═════ Record extracts ═════
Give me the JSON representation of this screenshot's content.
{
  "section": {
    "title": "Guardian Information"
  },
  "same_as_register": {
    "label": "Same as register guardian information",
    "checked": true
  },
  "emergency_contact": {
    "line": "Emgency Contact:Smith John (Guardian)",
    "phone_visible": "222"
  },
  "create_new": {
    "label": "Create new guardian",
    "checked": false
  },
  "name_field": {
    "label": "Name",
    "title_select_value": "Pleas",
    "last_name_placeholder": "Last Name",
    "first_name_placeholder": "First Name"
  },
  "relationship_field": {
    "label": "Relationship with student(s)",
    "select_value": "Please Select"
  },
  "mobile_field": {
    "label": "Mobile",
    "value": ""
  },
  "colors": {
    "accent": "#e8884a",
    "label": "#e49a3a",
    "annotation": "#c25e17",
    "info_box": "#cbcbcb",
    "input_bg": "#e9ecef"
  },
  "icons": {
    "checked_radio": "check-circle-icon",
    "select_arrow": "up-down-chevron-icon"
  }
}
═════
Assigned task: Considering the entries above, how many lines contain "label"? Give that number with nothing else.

Reply: 6